This British television series from the 80s tells the story of how Britain disengaged from the Empire it had ruled for centuries. The story starts with the Second World War and ends in the early 80s when the Rhodesia question was finally settled.
The series was timely because it managed to capture the voices and opinions of colonial types who were elderly and, mostly, in retirement in the home counties of England. Had the series been made any later, many of the people most closely involved would have passed away.
It was the nature of the Empire, and a symptom of the times, that most of the talking heads were male. What made the series riveting was the fact that both sides were interviewed and, because time had passed, most were candid.

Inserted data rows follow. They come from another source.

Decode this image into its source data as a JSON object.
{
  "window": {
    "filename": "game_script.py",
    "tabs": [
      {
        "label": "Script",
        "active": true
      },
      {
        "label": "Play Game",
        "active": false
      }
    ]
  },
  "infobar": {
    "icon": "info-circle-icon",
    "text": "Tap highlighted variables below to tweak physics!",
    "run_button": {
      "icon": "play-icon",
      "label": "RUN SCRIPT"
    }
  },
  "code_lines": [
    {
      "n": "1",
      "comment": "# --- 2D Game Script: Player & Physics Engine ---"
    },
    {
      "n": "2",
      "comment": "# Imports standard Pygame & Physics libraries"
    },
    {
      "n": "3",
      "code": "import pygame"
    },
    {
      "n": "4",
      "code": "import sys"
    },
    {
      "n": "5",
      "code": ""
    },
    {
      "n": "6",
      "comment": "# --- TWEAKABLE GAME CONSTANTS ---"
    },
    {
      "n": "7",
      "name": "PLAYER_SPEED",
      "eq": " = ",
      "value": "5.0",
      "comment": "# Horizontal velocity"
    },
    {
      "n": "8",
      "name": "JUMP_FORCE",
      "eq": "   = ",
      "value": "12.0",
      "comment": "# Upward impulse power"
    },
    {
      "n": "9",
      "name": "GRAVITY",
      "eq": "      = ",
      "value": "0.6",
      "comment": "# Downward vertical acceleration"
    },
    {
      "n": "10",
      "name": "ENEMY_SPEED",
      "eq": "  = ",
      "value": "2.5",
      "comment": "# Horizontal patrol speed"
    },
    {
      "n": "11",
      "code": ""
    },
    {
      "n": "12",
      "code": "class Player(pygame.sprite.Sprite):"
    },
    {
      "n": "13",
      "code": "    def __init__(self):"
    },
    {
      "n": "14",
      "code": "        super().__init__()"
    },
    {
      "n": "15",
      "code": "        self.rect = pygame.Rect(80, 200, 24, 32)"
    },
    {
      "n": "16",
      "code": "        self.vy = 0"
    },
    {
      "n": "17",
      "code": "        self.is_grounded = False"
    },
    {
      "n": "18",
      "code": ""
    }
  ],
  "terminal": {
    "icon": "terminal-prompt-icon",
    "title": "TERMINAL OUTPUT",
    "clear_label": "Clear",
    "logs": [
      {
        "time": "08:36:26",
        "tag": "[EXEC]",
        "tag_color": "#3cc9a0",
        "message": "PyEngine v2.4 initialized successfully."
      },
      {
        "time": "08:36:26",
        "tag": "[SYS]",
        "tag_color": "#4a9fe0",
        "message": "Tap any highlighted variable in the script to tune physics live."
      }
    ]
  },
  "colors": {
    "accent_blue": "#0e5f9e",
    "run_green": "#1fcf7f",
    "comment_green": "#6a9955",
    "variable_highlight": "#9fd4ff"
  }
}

The defeat of the British by the Japanese in Singapore was a pivotal moment in history. It shocked the British but it proved to many countries living under the rule of Great Britain that the mother country was not all powerful and could be removed. When the war was over the time had come test the power of the Empire.
There were forces at home helping the freedom movements, though. Fenner Brockway was interviewed talking about the feelings emerging from the war that you could not fight tyranny in the form of the Nazis only to insist that other people lived under British rule.
Figures such as Gandhi and Nehru feature in the early programmes but their roles as thorns in the side of the powerful were replicated across the world. There were fourteen programmes in the series, each one covering a colonial struggle. It was, like ‘The World at War’, a major television undertaking. If only we saw more like it now.
‘End of Empire’ is in my hinterland. What’s in yours?